At the risk of being too blunt, a key thing that makes a difference in graduate school recommendations is how they value the judgment and assessment of the recommender. We can all whine and complain about how unfair this may be, but, pragmatically, it matters. They are trying to figure out how you will stack up with the students (faculty) at their university. A recommendation from someone who knows the caliber of students at their university (and whose assessment they feel they can trust) is much more meaningful to them (and carries more weight) than a recommendation from someone who doesn't. I'd suspect that this "prestige" of the recommender (on a good recommendation, of course) carries more weight than the "prestige" of your degree.

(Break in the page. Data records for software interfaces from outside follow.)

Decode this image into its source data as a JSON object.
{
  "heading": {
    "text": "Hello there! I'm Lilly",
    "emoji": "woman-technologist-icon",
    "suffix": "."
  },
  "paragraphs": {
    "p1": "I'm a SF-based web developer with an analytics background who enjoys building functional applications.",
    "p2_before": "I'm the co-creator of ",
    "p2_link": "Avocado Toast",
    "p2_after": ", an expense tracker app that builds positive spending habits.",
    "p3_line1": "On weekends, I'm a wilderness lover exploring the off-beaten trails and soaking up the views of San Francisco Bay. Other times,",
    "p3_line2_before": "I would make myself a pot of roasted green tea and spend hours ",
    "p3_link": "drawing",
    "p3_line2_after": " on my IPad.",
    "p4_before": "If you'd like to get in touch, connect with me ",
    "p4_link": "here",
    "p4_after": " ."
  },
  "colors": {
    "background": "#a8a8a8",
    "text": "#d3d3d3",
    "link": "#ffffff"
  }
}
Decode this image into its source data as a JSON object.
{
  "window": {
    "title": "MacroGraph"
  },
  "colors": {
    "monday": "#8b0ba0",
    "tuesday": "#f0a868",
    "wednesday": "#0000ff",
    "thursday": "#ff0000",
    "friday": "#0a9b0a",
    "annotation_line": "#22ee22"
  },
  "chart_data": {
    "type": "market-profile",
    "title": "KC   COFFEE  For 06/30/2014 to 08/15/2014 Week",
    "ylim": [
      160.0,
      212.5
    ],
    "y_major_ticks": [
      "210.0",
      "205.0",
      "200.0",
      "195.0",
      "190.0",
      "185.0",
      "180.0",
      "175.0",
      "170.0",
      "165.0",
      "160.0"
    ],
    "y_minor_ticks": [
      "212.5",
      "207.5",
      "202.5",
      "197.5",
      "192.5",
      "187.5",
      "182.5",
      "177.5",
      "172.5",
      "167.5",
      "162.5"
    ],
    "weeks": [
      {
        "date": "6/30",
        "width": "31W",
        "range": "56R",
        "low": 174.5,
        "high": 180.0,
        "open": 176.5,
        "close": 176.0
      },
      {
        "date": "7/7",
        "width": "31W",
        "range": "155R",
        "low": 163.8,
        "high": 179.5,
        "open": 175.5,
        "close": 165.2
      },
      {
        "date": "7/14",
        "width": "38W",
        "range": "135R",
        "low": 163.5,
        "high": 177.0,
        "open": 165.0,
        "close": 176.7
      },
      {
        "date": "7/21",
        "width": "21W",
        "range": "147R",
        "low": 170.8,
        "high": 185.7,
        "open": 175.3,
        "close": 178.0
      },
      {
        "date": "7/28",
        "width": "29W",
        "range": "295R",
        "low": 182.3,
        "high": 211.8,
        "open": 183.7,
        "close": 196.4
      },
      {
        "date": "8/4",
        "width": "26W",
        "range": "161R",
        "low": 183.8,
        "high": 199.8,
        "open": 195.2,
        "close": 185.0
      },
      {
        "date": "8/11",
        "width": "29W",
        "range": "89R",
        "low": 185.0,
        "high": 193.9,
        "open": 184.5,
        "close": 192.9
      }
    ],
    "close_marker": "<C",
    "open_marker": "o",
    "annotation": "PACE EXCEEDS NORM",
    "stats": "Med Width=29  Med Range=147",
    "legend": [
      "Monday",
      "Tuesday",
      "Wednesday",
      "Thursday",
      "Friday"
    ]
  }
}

And, I'd take that into account when considering internships/coops. If you're going on in academia, working with (and impressing) someone whose opinion the academics will value can be a net asset. Who are they going to value? -- again, practitioners who will have known the caliber of students they are looking for (so often from the "elite" schools they respect, if you will).
One phenomena which you should be aware of is the "spreading" of faculty. The big universities produce most of the PhD's, but only employ a small fraction. Consequently, Prof's with backgrounds from the top schools end up everywhere. In this sense, the variation among students and student culture among schools can be larger than the variation in faculty talent.
What you miss at a "lesser ranked" (or teaching/non-doctoral) school is uniform faculty quality, uniform student quality, the strong cultural value of excellence, and facilities. But with work, you can find the excellent faculty members, the best students, and get a great experience out of it. Talk to the experts in your fields about who to look for at these universities (esp. use LSMSA alums who may be experts or practitioners in the field to act as experts or help you identify experts).
Returning to the recommendation issue above. If you can work with someone at your university who is known and respected by faculty at the more prestigious schools to which you may wish to apply for graduate school, their recommendation will be meaningful, reducing the problems I detailed above.
While you were chosen for LSMSA as the best-and-brightest of Louisiana, for college admissions you are competing against the best-and-brightest nationally and internationally. That puts you up against students from other math and science schools, from some excellent normal high schools, and from dedicated, private college preparatory schools. My experience upon arriving at MIT was not that I was ahead of my peers, but rather that my LSMSA education brought me up to equal starting terms with my peers from around the world. I have been surprised at what is covered in some of the "normal" public high schools outside of Louisiana. Coming straight from normal Ouachita parish public schools, I would have arrived at MIT with a sorely deficient background, and more likely, would not have been seriously considered as an applicant.
The benefit of going to LSMSA is not that you get to take college-level courses, but that you get a high-school curriculum on par with the best high schools in the nation so that you are ready to attend the best universities in the nation.
I have now seen many examples of students who aren't really ready for college, and who are doing everyone (themselves, their parents, their university) a disservice in going through the motions. Often it's just a case of maturity---they should really wait and come back when they are older and more ready to learn. The same people 2--4 years later will be excellent students.
I count my brother as one of them. The first time through college, he wanted to play around. He didn't have anything that excited him or he was passionate to learn about. He got bad grades and exited with an associated degree. Then he worked for a while doing technical drafting. He found something he liked, and he found that he didn't have the knowledge and skills he needed to be anything other than someone else's draftsman...and these guys weren't smarter than him, they just knew some stuff he did not. The second time through college, he had a mission. He had something he wanted to learn. This time it was fun. The courses were all good stuff (even the math!) that he had a use for. ...and, when you want to learn the stuff, the grades are secondary (but tend to fall into place). He now has a Master's in Architecture and has found a life calling which he enjoys.
For another (excellent) description of this phenomena, see Phaedrus' demonstrator in chapter 16 of Zen and the Art of Motorcycle Maintenance (Robert Pirsg).
Unfortunately, our university system is setup largely to review and accept students right out of high school. I'm sure older students who have taken some time off after high school will have some different challenges with the college admissions process.